…Tipo assim is used ad nauseum in Brazilian Portuguese.
vou nessa – I’m out of here! I’m leaving! I got to go!
you could also use the Portuguese slang “vou vazar” – literally meaning “i’m going to leak” but it’s used to mean “i’m gonna head out” or “i’m leaving”
“deixa pra lá”
deixa pra lá – nevermind, let it be! forget about it! put it behind us/you
- Ex. Você não entendeu? Então deixa pra lá (You didn’t get it? Then let it be!)
“você que sabe”
você que sabe (usually shortened to “cê que sabe”) – you are the one that knows best, you decide
se liga! – get with it! get connected! pay attention!
- Ex. Se liga na parada meu irmão (Get with the program dude.)
Tanto faz – Tanto faz means ‘its all the same’ – it’s usually used in response to a question like “what do you want to do,” when you don’t want to give an opinion.
you can also say: dá no mesmo – meaning, “its all the same”
mesmo assim – even so, even like this
como assim? – how so? what do you mean? loosely, can you explain?
na mosca! – you got it! exactly! you hit it right on the head! Sometimes preceded with the verb ‘acertar’ (to get something right)
“peraí”, “já volto”, “calma aí”
Peraí vs Já volto vs Calma aí – Peraí is a contraction of ‘espera aí’ meaning ‘wait there’ or ‘wait a second’. Já volto means literally ‘I already return’, basically I’ll be right back. Calma (aí) is used not to mean ‘calm down’ per se, but more so to say ‘just a second’.
Sei lá is extremely common in Brazilian Portuguese, it’s the slang way of saying “I don’t know.”
Sei lá vs Eu não sei vs Quem sabe - Sei lá is literally ‘I know there’, basically ‘I don’t know’ and sometimes carries the added conotation of ‘who cares?’ or ‘I have no idea’. Eu não sei is very basic meaning ‘I don’t know.’ Quem sabe? is just as basic meaning ‘who knows?’
Literally translated as “already was,” this Brazilian Portuguese slang means “too late” or “the time has passed (to do something, for example).” Synonyms for Já era could be : acabou, terminou, finalizou, morreu, caputi etc.

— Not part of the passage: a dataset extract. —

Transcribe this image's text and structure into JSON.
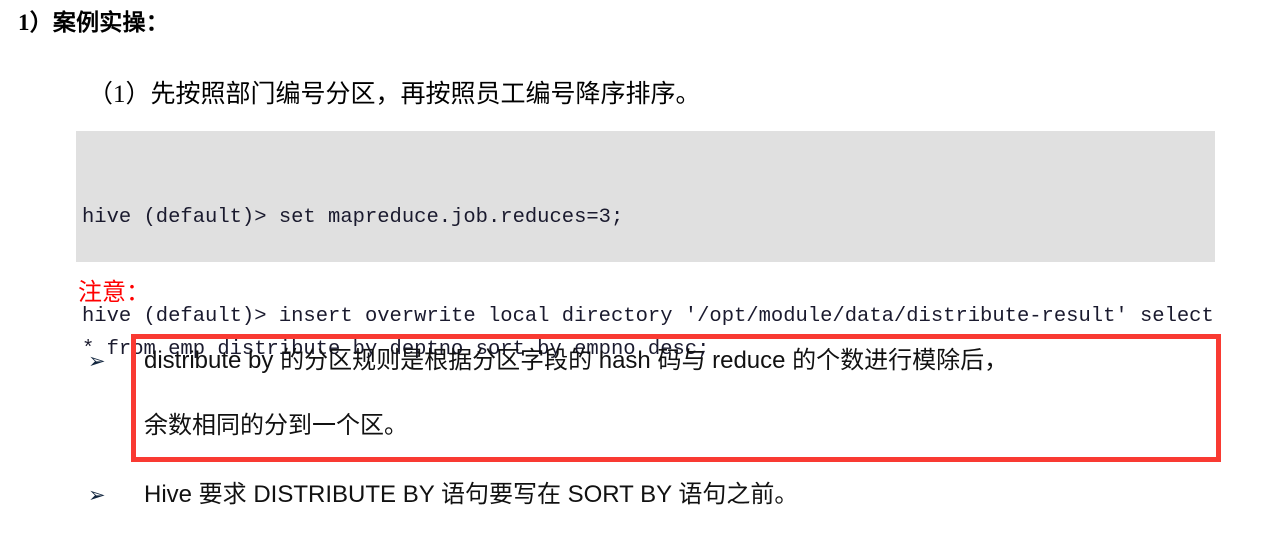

fazer o que?
This is the kind of phrase where you would shrug your shoulders and sigh simultaneously while saying it. It means “what are you gonna do?” speaking generally about a situation. It’s usually said: “fazer o que, né. This phrase is similar in meaning to Pois é except that it expresses a sense of acceptance or giving up.
- -Tirou zero na prova? (You got a zero on your test?)
- -Fazer oque né? Não estudei (What is one to do? I didn’t study)
queimar meu filme
Literally when you tell someone in Portuguese “queimou meu filme!” it means ”you burned my film / movie!” What this slang actually means is: ”you made me look bad!”
- Você está queimando o meu filme !! Sai fora !! (You’re making me look bad! Go away!)
- Ele queimou o filme dele depois de sucessivos barracos, mas agora quer limpar sua barra. - “He ruined his reputation after successive squabbles, but now he wants to clear up his difficult situation.”